Steve Almond treks deeper into familiar territory in the latest issue of The Baffler, wherein the essayist takes on “our lazy embrace of [Jon] Stewart and [Stephen] Colbert,” an undoubtedly strong “testament to our own impoverished comic standards.” Indeed, Almond notes, our satirists and comics today remain “careful never to question the corrupt precepts of the status quo too vigorously.”
Ultra-niche magazines operate a bit differently than their larger and more mainstream cousins. Magazines like Donkey Talk, which caters exclusively to donkey hobbyists, aim for tiny audiences of a few hundred to a few thousand readers. They also cultivate their own jargon — one magazine, The Mountain Astrologer, tosses the word “quincunx” around as casually as “email.”
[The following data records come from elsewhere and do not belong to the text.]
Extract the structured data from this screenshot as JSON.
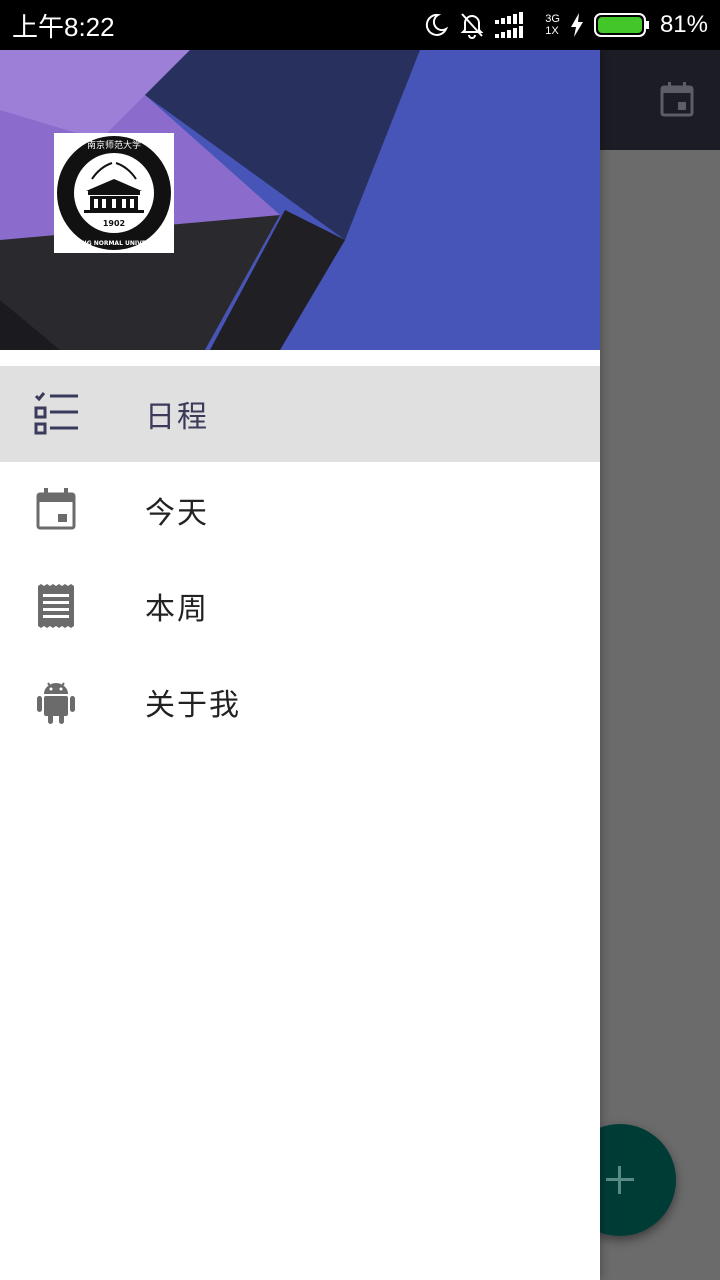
{
  "status_bar": {
    "time": "上午8:22",
    "network_top": "3G",
    "network_bottom": "1X",
    "battery_percent": "81%",
    "icons": [
      "moon-icon",
      "bell-off-icon",
      "signal-icon",
      "charging-icon",
      "battery-icon"
    ]
  },
  "drawer": {
    "header": {
      "logo": {
        "text_top": "南京师范大学",
        "text_bottom": "NANJING NORMAL UNIVERSITY",
        "year": "1902"
      }
    },
    "menu": [
      {
        "label": "日程",
        "icon": "checklist-icon",
        "active": true
      },
      {
        "label": "今天",
        "icon": "calendar-today-icon",
        "active": false
      },
      {
        "label": "本周",
        "icon": "receipt-icon",
        "active": false
      },
      {
        "label": "关于我",
        "icon": "android-icon",
        "active": false
      }
    ]
  },
  "app": {
    "toolbar_icon": "calendar-icon",
    "fab_icon": "plus-icon"
  },
  "colors": {
    "header_blue": "#4655b7",
    "header_purple": "#8e6fcf",
    "header_navy": "#28315e",
    "active_item_bg": "#e0e0e0",
    "fab": "#003c36",
    "scrim": "#6b6b6b"
  }
}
“When we read with a child, we are doing so much more than teaching him to read or instilling in her a love of language.” Anna Dewdney, best-selling children’s author and illustrator, died this past weekend after a battle with brain cancer. Her obituary concluded with this: “She requested that in lieu of a funeral service that people read to a child instead.”
“My father’s life intersected with a century of conflict, horror and invention. He deciphered these histories for me, making me his scribe in a new century. My successes were his successes, and his stories thrum in every word I write. He taught me to see like a writer, to be attentive to the stories that spring up everywhere … It’s an attentiveness to the world, to ordinary suffering, to the love that persists in its midst. My sense of the world, of history and humanity flows from this awareness — and the attendant grim humor — my father used as his guiding lamp in the darkness cast by racism and poverty.” Over at The New York Times, Walter Mosley recalls the lessons taught to him by his father, Leroy.
One of the best parts of last month’s Cullman Center discussion between John Jeremiah Sullivan and Wells Tower was watching JJS carry on the conversation while sipping from a highball glass of whiskey. The essayist’s Southern roots and Irish ancestry of course make him no stranger to potent potables, which is why Danny Nowell’s “John Jeremiah Sullivan” cocktail is so appropriate.